Information Commissioner John Edwards mentioned: “Having access to a person’s 24/7 movements is highly intrusive, as it is likely to reveal a lot of information about them, including the potential to infer sensitive information such as their religion, sexuality, or health status.

“Lack of clarity on how this information will be used can also inadvertently inhibit people’s movements and freedom to take part in day-to-day activities.

“If such information were to be mishandled or misinterpreted, it could potentially have harmful consequences to people and their future.

“The Home Office did not assess those risks sufficiently, which means the pilot scheme was not legally compliant.

“We recognise the Home Office’s crucial work to keep the UK safe, and it’s for them to decide on what measures are necessary to do so.

“But I’m sending a clear warning to the Home Office that they cannot take the same approach in the future.
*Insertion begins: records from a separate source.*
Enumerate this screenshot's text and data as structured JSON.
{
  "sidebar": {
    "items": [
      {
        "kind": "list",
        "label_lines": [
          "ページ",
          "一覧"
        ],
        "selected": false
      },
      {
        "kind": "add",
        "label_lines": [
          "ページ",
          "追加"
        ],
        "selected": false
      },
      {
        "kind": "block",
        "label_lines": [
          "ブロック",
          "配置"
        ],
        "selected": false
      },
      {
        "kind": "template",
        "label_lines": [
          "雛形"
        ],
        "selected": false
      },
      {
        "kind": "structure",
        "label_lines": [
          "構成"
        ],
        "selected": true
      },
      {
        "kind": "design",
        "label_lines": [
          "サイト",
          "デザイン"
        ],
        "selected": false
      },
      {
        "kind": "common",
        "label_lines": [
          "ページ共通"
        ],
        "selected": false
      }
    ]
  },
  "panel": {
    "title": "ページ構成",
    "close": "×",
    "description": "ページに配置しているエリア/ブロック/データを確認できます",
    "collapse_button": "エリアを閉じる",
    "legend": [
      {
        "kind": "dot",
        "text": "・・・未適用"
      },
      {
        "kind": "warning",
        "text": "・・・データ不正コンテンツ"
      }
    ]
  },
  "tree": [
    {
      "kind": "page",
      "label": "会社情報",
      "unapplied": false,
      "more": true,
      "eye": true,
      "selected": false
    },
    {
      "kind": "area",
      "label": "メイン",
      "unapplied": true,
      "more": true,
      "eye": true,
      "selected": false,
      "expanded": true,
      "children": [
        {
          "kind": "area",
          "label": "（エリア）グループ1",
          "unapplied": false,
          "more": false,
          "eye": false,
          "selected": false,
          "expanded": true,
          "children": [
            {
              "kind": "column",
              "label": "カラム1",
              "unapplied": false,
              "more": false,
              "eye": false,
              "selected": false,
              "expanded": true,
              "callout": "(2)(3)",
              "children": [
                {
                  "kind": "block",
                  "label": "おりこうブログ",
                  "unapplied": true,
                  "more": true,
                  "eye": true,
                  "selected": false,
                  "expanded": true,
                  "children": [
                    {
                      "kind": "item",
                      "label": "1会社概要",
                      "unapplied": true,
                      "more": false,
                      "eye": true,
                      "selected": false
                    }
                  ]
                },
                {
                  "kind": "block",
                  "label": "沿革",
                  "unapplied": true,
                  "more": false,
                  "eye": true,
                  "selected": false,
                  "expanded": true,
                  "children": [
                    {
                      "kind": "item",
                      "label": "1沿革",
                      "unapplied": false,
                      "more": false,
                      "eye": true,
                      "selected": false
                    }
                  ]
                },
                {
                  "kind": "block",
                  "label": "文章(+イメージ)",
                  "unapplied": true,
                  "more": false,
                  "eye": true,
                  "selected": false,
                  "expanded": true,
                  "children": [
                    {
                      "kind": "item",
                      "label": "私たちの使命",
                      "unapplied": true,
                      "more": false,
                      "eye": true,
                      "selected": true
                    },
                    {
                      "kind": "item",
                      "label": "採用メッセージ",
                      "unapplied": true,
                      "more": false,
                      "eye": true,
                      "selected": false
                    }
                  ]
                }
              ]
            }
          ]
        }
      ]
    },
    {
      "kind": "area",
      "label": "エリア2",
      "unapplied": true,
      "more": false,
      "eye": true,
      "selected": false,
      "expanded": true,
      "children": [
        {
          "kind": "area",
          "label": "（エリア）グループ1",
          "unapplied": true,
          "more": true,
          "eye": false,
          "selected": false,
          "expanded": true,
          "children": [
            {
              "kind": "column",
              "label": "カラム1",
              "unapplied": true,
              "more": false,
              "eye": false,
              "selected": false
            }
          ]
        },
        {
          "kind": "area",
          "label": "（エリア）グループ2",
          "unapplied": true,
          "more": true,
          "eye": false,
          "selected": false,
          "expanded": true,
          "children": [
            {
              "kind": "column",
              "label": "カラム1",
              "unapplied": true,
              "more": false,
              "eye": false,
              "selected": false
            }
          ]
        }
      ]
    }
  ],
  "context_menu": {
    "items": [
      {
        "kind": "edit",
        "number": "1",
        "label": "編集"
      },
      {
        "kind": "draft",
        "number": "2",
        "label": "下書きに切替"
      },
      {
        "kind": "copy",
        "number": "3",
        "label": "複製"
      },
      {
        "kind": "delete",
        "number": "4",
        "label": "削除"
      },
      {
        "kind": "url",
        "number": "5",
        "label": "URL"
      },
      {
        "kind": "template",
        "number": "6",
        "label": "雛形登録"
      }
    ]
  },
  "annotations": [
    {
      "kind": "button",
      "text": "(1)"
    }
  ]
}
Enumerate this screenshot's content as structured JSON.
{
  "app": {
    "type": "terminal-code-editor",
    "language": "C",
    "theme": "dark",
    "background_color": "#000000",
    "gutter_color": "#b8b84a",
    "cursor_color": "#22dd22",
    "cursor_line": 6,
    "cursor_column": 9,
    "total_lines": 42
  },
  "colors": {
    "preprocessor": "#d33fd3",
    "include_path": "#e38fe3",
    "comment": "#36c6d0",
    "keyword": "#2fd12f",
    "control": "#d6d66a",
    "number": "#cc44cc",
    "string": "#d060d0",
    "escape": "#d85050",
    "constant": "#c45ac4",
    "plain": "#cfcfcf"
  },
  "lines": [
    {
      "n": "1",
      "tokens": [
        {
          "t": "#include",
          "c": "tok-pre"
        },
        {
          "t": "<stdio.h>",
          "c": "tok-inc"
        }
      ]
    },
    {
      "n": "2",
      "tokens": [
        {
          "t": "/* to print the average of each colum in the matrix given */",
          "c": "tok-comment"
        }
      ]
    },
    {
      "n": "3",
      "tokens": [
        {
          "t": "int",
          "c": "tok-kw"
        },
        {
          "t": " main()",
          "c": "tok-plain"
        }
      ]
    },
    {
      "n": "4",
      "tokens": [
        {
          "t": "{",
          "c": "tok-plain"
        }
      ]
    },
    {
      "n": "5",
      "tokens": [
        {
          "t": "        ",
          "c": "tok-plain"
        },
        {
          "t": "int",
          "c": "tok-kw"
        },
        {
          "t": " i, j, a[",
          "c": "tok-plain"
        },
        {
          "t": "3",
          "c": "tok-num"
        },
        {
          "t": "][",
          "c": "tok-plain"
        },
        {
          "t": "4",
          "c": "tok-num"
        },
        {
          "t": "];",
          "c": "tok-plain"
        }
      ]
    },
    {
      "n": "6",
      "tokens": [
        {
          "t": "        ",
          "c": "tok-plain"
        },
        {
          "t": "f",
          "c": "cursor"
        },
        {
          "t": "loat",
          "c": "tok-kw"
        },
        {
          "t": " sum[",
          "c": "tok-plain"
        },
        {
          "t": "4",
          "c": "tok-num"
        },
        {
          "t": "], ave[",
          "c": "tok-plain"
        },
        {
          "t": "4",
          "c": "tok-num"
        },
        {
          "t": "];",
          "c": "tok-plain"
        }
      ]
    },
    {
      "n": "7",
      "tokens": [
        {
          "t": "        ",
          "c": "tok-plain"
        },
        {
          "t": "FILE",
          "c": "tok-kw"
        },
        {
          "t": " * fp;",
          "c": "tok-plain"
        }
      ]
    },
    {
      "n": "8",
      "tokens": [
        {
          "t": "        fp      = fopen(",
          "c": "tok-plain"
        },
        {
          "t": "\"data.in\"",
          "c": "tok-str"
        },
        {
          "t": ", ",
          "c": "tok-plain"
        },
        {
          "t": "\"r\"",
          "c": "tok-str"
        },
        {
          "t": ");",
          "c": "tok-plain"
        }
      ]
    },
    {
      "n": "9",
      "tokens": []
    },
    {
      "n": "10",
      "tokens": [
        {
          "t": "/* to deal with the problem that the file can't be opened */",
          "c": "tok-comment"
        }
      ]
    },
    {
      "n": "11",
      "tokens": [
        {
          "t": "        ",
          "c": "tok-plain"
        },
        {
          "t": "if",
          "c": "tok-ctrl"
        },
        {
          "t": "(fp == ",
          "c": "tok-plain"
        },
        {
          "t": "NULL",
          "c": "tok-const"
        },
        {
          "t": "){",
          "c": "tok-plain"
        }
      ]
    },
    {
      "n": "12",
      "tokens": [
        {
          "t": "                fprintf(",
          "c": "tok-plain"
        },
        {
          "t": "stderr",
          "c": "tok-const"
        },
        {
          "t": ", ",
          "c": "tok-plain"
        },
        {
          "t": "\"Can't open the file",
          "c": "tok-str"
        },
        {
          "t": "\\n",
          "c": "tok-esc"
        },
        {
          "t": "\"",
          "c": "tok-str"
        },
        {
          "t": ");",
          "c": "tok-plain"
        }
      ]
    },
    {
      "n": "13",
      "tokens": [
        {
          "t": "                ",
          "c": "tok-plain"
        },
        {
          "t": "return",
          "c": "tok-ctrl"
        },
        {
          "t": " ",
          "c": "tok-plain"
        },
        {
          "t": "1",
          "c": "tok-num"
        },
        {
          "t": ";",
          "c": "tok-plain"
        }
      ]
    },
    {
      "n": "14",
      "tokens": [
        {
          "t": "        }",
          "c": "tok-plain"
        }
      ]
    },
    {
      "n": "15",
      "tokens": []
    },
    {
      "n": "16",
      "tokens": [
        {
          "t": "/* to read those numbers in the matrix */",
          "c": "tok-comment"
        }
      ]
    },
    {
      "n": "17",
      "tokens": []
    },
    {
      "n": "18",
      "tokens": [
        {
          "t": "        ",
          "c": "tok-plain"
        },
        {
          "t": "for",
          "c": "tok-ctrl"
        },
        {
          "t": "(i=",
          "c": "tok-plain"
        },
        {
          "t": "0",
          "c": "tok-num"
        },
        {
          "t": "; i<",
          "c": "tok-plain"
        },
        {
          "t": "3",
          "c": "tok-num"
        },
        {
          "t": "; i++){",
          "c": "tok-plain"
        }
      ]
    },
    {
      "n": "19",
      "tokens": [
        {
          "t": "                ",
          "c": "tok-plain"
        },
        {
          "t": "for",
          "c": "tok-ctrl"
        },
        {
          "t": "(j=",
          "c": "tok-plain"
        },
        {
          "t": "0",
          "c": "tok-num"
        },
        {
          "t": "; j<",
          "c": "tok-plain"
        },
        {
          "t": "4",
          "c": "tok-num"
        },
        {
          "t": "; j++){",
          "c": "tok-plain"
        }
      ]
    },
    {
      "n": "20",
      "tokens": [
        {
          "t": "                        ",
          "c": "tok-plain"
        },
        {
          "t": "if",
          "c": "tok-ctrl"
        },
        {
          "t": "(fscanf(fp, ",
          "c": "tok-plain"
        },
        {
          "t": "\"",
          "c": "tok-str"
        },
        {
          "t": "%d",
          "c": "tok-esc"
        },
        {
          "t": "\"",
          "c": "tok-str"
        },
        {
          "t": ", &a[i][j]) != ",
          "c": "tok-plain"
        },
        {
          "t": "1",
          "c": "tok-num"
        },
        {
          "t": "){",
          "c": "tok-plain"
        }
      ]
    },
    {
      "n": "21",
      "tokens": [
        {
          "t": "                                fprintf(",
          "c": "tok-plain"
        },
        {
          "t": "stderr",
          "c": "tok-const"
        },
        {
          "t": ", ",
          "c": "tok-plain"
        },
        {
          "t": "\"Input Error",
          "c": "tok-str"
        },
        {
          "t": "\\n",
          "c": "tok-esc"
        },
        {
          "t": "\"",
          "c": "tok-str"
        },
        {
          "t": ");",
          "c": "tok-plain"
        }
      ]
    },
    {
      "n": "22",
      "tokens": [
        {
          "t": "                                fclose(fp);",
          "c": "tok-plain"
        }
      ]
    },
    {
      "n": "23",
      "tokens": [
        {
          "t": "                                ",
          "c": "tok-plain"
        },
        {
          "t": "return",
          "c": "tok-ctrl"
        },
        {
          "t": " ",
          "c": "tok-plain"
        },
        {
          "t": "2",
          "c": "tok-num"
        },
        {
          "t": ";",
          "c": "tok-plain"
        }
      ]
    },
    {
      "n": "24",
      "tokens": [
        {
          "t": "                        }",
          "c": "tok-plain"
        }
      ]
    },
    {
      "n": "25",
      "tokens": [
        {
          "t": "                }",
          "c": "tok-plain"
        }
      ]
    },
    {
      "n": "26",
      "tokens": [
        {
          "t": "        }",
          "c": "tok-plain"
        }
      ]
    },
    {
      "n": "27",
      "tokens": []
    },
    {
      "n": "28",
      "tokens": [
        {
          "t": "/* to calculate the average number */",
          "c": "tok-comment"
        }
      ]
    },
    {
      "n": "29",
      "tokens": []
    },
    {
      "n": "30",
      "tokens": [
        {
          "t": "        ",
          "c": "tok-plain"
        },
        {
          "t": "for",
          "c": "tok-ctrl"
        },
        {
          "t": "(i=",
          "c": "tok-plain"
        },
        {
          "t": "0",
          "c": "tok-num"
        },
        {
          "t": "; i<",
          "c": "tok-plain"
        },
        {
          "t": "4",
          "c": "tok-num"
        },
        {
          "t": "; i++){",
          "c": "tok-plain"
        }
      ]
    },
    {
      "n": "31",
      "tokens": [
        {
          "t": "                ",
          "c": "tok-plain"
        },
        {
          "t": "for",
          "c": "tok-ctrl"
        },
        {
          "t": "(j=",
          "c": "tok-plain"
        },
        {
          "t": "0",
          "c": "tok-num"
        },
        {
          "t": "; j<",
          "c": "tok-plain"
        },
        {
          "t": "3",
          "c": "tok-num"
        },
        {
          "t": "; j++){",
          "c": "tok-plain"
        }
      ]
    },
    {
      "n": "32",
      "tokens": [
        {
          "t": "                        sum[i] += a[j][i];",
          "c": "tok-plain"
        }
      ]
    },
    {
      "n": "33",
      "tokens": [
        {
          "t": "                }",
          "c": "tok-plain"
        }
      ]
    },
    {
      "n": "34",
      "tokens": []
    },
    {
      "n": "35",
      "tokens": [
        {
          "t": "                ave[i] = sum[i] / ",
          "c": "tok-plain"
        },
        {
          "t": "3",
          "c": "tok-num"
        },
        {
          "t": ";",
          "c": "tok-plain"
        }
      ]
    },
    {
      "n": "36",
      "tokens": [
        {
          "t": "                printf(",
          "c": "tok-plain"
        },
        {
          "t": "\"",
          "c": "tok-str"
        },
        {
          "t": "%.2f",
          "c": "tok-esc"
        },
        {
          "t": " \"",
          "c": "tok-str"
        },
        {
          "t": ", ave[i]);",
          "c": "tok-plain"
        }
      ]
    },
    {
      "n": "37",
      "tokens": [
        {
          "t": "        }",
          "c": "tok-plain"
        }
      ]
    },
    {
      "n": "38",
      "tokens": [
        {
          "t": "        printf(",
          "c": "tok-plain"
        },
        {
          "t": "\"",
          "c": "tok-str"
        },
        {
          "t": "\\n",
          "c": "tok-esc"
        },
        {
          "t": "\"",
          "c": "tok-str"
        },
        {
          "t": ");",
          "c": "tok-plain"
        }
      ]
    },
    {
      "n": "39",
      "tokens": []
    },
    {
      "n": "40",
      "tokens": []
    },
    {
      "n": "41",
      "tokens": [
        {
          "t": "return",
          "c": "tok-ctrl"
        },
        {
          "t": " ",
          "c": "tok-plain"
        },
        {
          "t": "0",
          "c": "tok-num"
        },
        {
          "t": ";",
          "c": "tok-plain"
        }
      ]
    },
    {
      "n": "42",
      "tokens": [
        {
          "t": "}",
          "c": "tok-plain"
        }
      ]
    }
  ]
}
It is our duty to uphold people’s information rights, regardless of their circumstances.”

In response, a Home Office spokesperson mentioned: “We are disappointed that the ICO has issued this notice and whilst acknowledging improvements to documentation could be made, we reject the claim that the privacy risks of the scheme weren’t sufficiently addressed.

“The pilot was designed to help us maintain contact with selected asylum claimants, deter absconding and progress asylum claims more effectively.

“We will now carefully consider the ICO’s findings and respond in due course.”

Under the enforcement discover issued, the Home Office has been ordered to replace its inside insurance policies, entry steering and privateness data in relation to information it retained from the pilot scheme.

The formal warning issued alongside the discover states that any future information processing on the identical foundation by the Home Office would breach information safety regulation and would see the ICO take enforcement motion.